Over the last few years we have been doing yoga retreats in the mountains. They began as a way to offer intensive courses to select serious students who wanted to further refine their practice and deepen their understanding of yoga philosophy and its application to daily life. But now these have become an annual event, we do several workshops during the year with participants from all over the world.
Whereas outreach is concerned: I am dismayed as to how little young people are exposed to yoga especially when it can be so incredibly helpful in their growth and development. I meet many anxious parents and see many children struggling with physical, emotional and psychological challenges that could be easily taken care of through yoga, thus we try and offer workshops in schools to give a taste of yoga to the young.

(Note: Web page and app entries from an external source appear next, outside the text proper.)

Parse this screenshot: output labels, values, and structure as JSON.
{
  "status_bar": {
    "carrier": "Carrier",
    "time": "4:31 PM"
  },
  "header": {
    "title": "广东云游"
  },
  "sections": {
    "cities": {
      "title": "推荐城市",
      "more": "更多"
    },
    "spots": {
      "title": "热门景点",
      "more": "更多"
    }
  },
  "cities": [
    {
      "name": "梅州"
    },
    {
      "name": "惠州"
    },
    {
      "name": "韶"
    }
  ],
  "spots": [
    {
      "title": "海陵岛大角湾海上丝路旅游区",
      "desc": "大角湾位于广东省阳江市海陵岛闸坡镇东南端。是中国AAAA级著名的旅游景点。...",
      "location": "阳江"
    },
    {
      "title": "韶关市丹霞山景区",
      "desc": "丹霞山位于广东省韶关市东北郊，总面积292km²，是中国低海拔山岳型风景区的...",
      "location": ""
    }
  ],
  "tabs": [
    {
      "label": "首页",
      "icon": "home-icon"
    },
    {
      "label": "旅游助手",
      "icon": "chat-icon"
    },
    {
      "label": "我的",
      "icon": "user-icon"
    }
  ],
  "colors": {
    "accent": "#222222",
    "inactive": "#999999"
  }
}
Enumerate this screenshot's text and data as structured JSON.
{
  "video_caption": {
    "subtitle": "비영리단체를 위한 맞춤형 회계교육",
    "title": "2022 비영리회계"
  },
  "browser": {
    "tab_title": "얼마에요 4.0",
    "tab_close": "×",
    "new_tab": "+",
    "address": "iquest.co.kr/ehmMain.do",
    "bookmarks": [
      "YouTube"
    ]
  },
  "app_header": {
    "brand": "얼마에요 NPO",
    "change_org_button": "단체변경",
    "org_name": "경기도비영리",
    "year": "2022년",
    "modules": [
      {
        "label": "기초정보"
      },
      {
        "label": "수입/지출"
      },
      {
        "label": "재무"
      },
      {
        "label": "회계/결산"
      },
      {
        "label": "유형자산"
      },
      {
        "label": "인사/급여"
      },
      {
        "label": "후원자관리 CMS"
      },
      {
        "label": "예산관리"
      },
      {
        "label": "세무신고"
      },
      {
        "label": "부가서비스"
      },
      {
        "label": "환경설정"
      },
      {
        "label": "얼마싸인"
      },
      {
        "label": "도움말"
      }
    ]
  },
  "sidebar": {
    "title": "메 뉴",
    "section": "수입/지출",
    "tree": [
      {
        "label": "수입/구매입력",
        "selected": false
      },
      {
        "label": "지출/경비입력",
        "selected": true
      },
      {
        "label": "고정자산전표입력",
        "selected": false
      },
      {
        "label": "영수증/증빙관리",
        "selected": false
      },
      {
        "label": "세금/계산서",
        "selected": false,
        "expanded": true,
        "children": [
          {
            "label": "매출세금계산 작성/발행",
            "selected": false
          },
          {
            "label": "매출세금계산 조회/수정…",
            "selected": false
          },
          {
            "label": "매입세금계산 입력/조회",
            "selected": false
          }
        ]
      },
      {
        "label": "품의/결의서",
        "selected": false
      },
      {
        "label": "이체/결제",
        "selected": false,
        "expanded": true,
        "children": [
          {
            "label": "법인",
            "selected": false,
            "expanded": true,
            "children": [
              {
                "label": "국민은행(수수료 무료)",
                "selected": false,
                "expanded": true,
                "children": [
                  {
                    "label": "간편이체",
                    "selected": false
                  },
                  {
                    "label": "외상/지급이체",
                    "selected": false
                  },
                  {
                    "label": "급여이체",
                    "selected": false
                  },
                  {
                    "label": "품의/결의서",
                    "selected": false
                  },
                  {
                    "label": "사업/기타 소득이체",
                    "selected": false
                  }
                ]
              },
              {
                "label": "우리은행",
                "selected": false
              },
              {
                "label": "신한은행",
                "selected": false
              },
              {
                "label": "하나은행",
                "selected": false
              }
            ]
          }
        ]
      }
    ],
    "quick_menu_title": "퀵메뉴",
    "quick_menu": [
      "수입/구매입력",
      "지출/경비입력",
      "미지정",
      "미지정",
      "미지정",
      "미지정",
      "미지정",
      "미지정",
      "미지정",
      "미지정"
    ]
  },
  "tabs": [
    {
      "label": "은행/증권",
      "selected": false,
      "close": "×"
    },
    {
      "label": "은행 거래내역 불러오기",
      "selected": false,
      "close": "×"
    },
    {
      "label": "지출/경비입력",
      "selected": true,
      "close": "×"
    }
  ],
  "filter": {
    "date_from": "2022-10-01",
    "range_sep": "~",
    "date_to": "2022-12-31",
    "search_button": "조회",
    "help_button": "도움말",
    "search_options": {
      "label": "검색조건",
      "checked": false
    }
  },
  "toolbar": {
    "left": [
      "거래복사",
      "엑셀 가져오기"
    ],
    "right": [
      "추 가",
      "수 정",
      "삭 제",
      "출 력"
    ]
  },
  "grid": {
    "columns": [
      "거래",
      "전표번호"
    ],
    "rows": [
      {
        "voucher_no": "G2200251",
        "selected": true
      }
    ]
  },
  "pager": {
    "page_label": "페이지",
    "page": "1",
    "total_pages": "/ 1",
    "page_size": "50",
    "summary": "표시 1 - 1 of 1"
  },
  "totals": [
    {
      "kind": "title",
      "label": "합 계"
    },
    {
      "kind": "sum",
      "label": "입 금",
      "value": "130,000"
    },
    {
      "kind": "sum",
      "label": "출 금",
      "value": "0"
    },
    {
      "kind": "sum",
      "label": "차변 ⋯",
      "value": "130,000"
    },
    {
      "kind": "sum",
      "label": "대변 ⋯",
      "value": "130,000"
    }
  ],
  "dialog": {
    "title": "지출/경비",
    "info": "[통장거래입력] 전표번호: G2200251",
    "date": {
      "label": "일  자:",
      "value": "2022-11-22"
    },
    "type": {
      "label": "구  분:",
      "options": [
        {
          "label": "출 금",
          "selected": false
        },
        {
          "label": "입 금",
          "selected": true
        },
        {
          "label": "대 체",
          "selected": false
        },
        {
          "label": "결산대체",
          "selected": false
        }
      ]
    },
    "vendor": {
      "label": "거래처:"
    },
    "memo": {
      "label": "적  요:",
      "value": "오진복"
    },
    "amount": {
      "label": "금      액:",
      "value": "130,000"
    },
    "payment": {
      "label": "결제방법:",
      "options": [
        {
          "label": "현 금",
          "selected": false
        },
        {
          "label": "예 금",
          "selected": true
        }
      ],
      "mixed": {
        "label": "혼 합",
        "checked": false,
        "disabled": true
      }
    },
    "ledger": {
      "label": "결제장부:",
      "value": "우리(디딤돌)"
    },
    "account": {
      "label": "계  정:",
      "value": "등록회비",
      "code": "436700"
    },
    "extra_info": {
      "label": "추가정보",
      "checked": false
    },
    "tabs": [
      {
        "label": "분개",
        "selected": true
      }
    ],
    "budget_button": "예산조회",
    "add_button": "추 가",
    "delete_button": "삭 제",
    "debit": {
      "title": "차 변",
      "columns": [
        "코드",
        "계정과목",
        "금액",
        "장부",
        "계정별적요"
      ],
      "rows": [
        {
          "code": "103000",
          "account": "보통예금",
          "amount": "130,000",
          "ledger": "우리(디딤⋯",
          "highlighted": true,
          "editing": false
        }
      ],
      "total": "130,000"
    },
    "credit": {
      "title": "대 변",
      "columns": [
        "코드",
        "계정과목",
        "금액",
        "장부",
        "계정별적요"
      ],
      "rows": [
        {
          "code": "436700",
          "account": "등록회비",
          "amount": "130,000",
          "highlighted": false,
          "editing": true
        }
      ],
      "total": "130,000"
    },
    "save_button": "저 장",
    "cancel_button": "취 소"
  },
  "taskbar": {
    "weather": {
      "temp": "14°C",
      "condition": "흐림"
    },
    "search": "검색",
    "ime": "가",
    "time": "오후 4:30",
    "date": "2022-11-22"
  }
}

Apart from yoga being good for everyone, how is it particularly beneficial to dancers?
I ask all my dance students to study yoga, and I do that for a variety of reasons. First of all, it is a great physical discipline and gives you heightened body awareness. Two, it is a great tool to tone, warm up and cool down plus work on isolated muscles needed for dance, plus it helps to effectively counter the negative impact of dance upon the body. But apart from the physical aspect, yoga (particularly pranayama) offers a sense of inner-space that is centering and helps imagination immensely.

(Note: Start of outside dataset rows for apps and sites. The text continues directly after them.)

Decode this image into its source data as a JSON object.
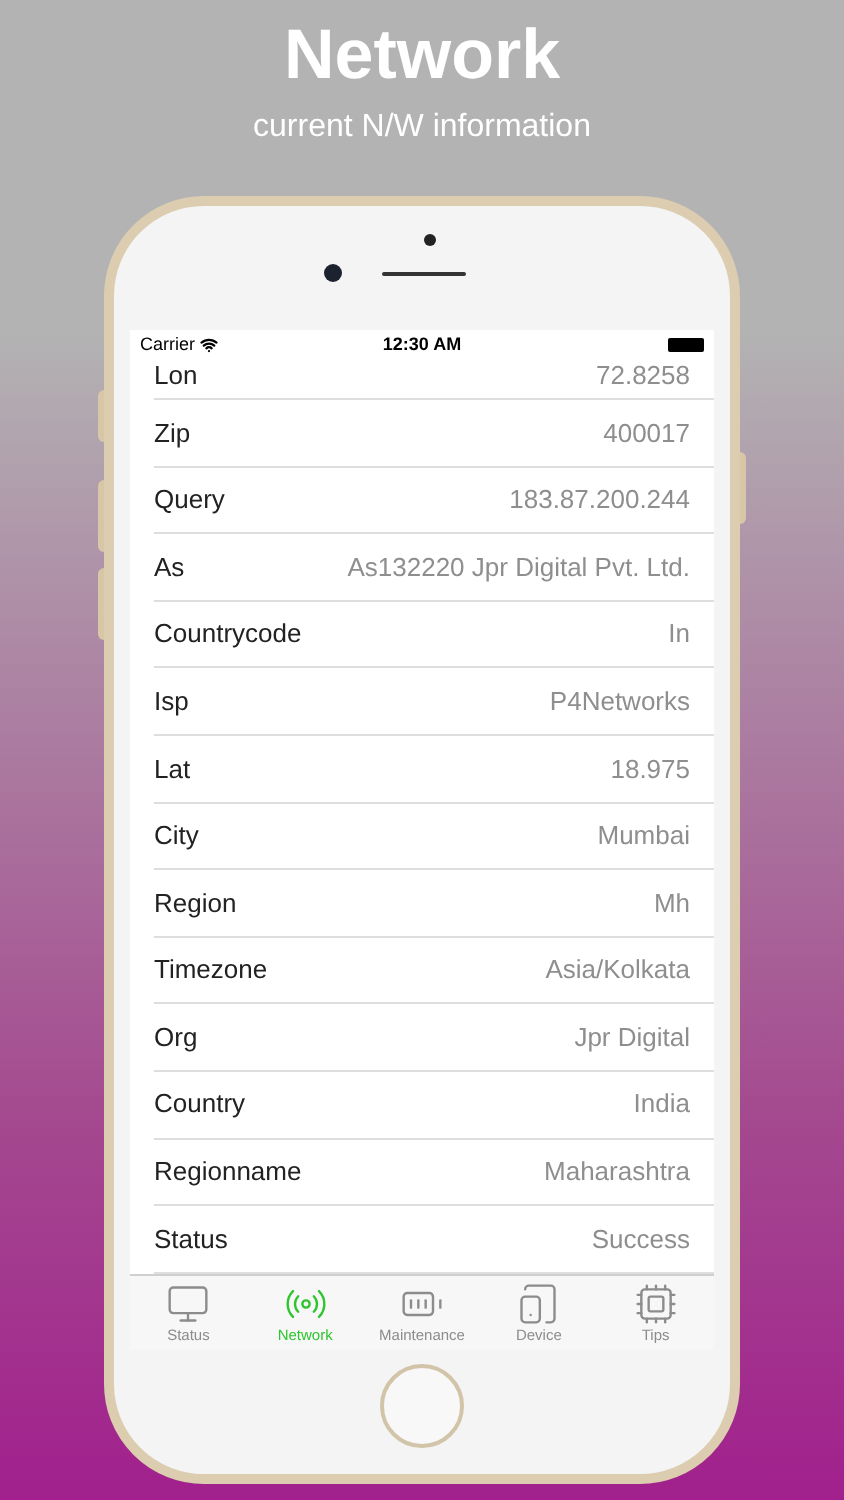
{
  "header": {
    "title": "Network",
    "subtitle": "current N/W information"
  },
  "status_bar": {
    "carrier": "Carrier",
    "time": "12:30 AM"
  },
  "rows": [
    {
      "label": "Lon",
      "value": "72.8258"
    },
    {
      "label": "Zip",
      "value": "400017"
    },
    {
      "label": "Query",
      "value": "183.87.200.244"
    },
    {
      "label": "As",
      "value": "As132220 Jpr Digital Pvt. Ltd."
    },
    {
      "label": "Countrycode",
      "value": "In"
    },
    {
      "label": "Isp",
      "value": "P4Networks"
    },
    {
      "label": "Lat",
      "value": "18.975"
    },
    {
      "label": "City",
      "value": "Mumbai"
    },
    {
      "label": "Region",
      "value": "Mh"
    },
    {
      "label": "Timezone",
      "value": "Asia/Kolkata"
    },
    {
      "label": "Org",
      "value": "Jpr Digital"
    },
    {
      "label": "Country",
      "value": "India"
    },
    {
      "label": "Regionname",
      "value": "Maharashtra"
    },
    {
      "label": "Status",
      "value": "Success"
    }
  ],
  "tabs": [
    {
      "label": "Status",
      "kind": "monitor",
      "selected": false
    },
    {
      "label": "Network",
      "kind": "antenna",
      "selected": true
    },
    {
      "label": "Maintenance",
      "kind": "battery",
      "selected": false
    },
    {
      "label": "Device",
      "kind": "devices",
      "selected": false
    },
    {
      "label": "Tips",
      "kind": "chip",
      "selected": false
    }
  ]
}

What is the contribution of Abhyas Trust in 'the care of stray animals'?
Our motto at Abhyas is to be responsibly and proactively connected to our immediate environment, quite literally to our streets and neighbourhoods. And this includes taking care of the animals that live on our street. We run a sensitization program where we try to inspire the young to be kind to and not afraid of street animals. We also encourage people to adopt street animals, take them inside their homes or just take on the responsibility of looking after them even if they live on the street outside their house, i.e. make sure that the animal is well fed, is healthy, not suffering, is sterilized, is comfortable, safe and happy. This is our way to be connected to the environment; most of us cannot do much about the environment, our mountains, and forests, rivers or the wildlife. But we each can look after the tree, the drain, and the stray animal that’s on our street. Another thing I would like to say is that dog is perhaps the only animal that actively seeks out human contact, it reaches out with pure love and trust and we need to register that and respond to it. Today, we need to recognize and appreciate that animal-spirit more than ever before. Me, my dog, my tree, my river, my street, my garbage, we are all connected, and the sooner we recognize it the better!
Your comment about the Chennai December season.
December is the best time to be in Chennai, I always look forward to the balmy sea breeze, some good music and dance and the opportunity to meet up with friends who are flocking there for the season.